My mother grew up in a home where her parents spoke to her in Swedish and she responded in English. Being “Swedish” was for my mom and her sisters, but felt irrelevant to me. Mormor and Morfar’s lives before they crossed the Atlantic were as foreign to me as they themselves were to California 70 years ago.
In August of 2016, I spent 18 days in Sweden. I travelled by train, staying with relatives I had never met in four cities I knew almost nothing about. In most senses of the word, I was an outsider. By blood, I was part of these two families, but we didn’t share the past, the language, or the culture that seem essential to our experience of family.
Swedes are a remarkably hospitable people; in a quiet and comfortable way, these families—my family—made me feel at home. They opened their lives to a curious stranger. They shared unknown stories about our families and my grandparents. They asked about our lives in the States. We became friends over fika at the kitchen table or on long walks through berry bushes. Along the way, we realized that blood runs deeper than most can fathom and few get to glimpse. It was an extraordinary, but why?
Roots are fragile. In the span of a single lifetime, the histories of the very blood in our veins can be lost if neglected. The photographs I took in Sweden are a consideration of a place and a family, and how those two are inextricably bound together. The ties that bind us are often most powerful in the quiet moments—a passing wind, a beautiful sunset, or an embrace.
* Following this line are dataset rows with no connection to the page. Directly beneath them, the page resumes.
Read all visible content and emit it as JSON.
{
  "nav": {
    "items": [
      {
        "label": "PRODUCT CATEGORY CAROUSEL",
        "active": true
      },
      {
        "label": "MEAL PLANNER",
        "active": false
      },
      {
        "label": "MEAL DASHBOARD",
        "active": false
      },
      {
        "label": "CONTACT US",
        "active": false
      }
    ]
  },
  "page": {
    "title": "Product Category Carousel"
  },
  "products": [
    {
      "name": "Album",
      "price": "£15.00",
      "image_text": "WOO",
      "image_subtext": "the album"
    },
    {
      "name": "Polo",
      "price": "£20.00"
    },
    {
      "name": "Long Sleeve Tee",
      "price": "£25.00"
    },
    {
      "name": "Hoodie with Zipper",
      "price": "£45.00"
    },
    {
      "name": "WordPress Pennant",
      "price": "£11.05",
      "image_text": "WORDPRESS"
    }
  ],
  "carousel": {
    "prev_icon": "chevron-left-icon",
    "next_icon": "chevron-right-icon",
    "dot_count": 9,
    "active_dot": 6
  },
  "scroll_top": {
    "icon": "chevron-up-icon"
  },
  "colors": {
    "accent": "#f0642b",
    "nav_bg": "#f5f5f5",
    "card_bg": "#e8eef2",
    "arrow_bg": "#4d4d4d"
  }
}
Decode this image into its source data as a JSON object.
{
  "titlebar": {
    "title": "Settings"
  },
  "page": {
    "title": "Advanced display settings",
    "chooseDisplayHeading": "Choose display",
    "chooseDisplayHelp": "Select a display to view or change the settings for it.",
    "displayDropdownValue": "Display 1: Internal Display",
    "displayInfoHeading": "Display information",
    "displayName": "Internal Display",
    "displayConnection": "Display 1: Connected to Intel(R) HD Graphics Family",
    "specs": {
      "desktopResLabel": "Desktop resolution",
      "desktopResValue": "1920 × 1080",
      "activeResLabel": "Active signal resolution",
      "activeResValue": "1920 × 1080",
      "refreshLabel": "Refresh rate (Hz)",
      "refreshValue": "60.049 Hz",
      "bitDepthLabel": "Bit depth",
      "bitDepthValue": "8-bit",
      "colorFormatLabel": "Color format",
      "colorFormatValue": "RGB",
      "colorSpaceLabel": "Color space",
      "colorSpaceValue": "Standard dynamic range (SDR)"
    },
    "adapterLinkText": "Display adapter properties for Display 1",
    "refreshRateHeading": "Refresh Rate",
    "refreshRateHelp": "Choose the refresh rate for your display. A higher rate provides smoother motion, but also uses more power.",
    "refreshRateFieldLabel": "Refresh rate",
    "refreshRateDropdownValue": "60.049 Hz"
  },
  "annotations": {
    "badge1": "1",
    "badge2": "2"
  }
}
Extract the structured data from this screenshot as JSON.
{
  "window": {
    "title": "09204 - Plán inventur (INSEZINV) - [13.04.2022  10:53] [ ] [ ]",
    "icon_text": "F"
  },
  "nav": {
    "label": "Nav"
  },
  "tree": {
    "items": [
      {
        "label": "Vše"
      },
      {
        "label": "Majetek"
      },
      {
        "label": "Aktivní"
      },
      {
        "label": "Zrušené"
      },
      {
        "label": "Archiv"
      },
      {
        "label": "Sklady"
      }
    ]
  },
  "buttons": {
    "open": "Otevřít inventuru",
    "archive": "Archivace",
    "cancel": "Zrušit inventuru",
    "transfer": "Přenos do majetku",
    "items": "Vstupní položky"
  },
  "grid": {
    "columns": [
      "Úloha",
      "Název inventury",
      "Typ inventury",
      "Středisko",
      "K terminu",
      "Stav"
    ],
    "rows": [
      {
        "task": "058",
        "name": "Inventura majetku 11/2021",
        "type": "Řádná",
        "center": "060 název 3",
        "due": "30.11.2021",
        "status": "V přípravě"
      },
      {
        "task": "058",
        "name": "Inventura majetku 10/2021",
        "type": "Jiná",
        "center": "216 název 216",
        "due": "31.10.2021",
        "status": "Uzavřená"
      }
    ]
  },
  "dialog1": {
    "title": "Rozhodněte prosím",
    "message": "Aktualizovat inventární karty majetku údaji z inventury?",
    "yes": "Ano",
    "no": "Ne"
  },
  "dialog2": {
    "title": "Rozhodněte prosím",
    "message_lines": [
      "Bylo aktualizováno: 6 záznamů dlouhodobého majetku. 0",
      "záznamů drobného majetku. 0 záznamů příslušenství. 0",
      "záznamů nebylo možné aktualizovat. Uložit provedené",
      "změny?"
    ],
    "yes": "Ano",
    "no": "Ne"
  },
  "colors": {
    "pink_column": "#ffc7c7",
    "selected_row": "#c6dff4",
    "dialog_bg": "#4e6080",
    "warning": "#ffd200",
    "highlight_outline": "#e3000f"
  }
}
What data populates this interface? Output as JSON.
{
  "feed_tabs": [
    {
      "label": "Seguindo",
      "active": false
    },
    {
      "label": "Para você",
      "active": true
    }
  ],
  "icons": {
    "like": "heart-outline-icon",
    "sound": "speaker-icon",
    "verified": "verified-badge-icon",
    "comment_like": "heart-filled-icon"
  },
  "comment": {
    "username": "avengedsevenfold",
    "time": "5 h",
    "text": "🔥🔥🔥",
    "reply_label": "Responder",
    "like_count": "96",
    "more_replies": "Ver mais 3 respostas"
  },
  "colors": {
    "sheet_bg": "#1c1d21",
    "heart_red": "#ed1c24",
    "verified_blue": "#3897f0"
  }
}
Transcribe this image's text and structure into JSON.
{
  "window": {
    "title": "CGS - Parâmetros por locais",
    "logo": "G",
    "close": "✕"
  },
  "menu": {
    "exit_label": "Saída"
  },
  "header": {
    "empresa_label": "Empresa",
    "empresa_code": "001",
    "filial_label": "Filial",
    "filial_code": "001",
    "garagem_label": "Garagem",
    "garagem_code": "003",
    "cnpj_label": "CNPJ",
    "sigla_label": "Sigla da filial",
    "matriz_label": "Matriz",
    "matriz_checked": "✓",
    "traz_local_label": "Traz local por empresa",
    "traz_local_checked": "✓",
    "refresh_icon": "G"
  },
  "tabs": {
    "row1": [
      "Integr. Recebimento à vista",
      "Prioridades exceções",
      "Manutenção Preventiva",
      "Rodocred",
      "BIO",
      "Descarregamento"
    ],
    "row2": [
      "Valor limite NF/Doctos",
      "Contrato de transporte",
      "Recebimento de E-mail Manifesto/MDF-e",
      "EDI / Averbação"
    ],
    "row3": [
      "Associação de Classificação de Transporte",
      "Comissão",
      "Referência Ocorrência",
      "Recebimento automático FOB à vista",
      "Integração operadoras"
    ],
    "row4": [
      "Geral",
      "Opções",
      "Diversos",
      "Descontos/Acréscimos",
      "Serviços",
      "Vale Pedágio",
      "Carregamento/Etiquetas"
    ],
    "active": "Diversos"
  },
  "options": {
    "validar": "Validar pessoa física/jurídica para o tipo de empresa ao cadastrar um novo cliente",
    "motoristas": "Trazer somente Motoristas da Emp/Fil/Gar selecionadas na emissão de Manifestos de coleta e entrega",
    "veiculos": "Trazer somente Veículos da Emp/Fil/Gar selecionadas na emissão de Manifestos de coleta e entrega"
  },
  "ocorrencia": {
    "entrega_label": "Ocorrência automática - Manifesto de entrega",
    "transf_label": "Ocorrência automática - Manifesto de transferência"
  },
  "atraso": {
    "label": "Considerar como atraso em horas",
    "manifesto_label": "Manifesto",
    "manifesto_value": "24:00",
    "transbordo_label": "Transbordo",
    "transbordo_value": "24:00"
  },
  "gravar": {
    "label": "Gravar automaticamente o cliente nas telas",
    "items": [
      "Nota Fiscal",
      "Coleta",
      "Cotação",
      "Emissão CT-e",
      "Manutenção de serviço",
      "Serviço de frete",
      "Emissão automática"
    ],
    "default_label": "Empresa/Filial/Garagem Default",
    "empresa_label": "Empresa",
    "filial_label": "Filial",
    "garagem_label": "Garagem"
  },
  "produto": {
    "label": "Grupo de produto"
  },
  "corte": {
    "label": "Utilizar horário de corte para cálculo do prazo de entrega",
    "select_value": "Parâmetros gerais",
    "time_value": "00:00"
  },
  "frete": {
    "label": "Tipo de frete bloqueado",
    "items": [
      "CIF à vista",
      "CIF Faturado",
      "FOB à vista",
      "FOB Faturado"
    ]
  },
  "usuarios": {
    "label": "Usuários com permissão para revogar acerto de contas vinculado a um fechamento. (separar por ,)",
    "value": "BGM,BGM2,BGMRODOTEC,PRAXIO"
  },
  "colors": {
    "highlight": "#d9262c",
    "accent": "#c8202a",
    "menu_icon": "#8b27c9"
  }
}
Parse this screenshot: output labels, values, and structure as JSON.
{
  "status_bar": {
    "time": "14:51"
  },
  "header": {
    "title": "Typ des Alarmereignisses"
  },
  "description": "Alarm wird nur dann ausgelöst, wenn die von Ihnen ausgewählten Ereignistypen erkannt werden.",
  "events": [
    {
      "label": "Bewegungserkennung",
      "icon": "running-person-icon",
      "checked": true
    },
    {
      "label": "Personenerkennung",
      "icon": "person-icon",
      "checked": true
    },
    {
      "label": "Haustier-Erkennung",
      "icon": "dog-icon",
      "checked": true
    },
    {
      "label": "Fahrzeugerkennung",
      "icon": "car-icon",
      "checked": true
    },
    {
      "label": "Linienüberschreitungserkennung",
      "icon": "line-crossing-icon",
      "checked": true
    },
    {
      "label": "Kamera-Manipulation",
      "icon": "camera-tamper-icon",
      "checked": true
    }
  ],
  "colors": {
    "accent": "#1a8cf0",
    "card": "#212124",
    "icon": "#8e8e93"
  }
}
Remember that your name is connected to a web of human stories, and finding those strings makes the world more comprehensible.